French flag carrier Air France has decided to pull the plug on its low-cost airline targeted at millennial travelers on Thursday. The airline was set up to compete with the rise in budget carrier travel which many legacy carriers have begun to do. However, the idea just didn’t seem to appeal to  consumers who were not interested in an airline made for young travelers.

So Why Did Joon Fail?

Well, there are quite a few answers to this but let’s point out the obvious. Joon just was not profitable, not only did it fail to break even, it only dragged down its parent company Air France-KLM. The airline began service in December of 2017 to a few different European destinations from the Air France hub at Paris’ Charles De Gaulle international airport. According to, Joon operated 18 aircraft when Air France announced its closure. These aircraft all came second hand from Air France. The fleet consisted of Airbus A320’s, 321’s and even the larger A340.

JOON Arrives at Budapest Airport

So back to where it went wrong. Well, it’s safe to say that just about everything went wrong here. First of all, Air France was looking for a market that didn’t really exist. Millennial travelers often prefer cheap, no frill flying that won’t cost them a fortune. Joon on the other hand ended up doing the opposite, in fact, Air France went as far as to switch some of its long haul operations like the popular St. Martin to Paris route from Air France to Joon. Air France was then selling what was apparently a Joon product but was actually an ex-Air France A340-300 with a Joon livery and interior design. The tickets were then sold at prices even higher than what Air France mainline service was priced at. This not only was a waste of money for the already struggling Air France-KLM Group but completely eliminated the entire idea of low-cost travel aimed towards young travelers. Long haul service was not the only Air France mainline service to receive the Joon replacement, Air France’s busy Paris-Berlin route which was one of the first to be replaced by Joon was the same story as St. Martin. Air France A320’s and A321’s were converted to Joon paint and interior with the hard product remaining the same.

Air France then used Joon as a way to work around the strong unions in France. Air France pilots and crew were transferred to Joon and then paid less. Joon did however profit a little bit off of airport subsidies.
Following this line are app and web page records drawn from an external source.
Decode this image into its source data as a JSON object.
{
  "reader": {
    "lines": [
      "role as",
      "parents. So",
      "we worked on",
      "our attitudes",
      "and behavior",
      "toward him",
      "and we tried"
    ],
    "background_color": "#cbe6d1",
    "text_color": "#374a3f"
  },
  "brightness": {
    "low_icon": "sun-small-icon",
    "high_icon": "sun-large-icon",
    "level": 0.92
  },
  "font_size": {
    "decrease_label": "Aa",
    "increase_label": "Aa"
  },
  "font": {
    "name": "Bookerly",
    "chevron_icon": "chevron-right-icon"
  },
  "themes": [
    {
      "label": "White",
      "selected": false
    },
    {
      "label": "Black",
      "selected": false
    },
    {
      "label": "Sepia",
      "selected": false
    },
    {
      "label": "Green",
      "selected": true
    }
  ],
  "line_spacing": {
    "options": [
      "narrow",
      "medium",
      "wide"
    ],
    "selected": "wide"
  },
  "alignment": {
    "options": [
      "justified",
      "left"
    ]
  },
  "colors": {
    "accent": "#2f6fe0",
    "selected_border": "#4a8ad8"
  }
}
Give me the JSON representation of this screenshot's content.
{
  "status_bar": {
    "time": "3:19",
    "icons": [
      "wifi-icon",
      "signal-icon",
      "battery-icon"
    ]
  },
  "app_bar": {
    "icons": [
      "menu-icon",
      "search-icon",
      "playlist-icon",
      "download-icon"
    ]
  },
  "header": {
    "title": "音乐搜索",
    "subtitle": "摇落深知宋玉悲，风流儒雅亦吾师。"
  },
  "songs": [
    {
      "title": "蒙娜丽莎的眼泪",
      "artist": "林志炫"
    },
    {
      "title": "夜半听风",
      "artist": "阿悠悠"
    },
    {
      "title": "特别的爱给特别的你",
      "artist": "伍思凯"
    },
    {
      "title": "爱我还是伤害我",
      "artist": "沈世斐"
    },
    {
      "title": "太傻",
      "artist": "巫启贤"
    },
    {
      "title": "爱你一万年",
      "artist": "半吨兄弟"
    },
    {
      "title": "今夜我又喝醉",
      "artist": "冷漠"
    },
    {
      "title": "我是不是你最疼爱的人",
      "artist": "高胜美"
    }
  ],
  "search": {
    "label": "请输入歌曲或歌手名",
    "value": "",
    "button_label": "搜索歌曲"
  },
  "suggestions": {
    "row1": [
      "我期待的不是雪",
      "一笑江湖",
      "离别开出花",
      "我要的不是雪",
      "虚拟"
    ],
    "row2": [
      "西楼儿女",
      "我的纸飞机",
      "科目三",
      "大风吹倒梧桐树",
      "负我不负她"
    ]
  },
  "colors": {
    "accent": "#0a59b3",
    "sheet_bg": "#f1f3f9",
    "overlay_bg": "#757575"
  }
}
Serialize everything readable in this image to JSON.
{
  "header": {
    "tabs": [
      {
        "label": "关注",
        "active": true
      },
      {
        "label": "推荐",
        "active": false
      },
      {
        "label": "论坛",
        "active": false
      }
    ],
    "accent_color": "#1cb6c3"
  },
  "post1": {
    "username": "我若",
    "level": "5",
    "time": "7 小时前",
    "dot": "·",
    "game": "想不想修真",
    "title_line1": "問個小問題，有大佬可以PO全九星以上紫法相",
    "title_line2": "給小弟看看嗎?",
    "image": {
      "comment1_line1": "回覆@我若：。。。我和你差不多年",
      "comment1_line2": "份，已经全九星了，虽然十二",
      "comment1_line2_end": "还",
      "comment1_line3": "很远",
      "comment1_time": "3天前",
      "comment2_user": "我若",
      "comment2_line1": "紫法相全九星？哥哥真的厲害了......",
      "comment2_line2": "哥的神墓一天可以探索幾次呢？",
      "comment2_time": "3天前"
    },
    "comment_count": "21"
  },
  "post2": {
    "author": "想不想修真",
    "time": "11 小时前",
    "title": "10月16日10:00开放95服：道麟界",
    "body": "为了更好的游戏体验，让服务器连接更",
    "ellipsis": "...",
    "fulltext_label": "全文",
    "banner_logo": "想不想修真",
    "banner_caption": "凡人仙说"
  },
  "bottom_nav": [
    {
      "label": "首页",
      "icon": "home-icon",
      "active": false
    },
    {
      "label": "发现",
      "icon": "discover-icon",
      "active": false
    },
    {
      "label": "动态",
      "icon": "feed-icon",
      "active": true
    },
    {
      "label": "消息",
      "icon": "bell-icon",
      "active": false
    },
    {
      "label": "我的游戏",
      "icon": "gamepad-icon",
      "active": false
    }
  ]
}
In order to try and profit, Joon needed to raise prices. So that’s what they did, the problem was that travelers were not interested in paying higher prices for short haul, inter-Europe flying. There just wasn’t anything to set Joon apart. Recently Air France-KLM hired new CEO Ben Smith who spent a long time with Air Canada as President Airlines and Chief Operating Officer. Smith’s decades of experience are vital in the future of the Air France-KLM Group. Since joining the company in September 2018, Smith has begun numerous changes in the company one of which has been announcing the dismissal of Joon.

In conclusion, the airline just wasn’t going to be profitable. The cost of marketing and rebranding aircraft, was too expensive. The product being sold was the same old product just more expensive and the market didn’t exist. Competition was very tough for the routes being operated and Joon was not able to compete. Shutting down Joon will allow Air France to pay pilots and crew more and also begin to profit again. Under new leadership, Air France -KLM hopes to move forward and remain one of Europe’s leading airline groups.

Featured Image by Budapest Airport.

Categories: Industry Talk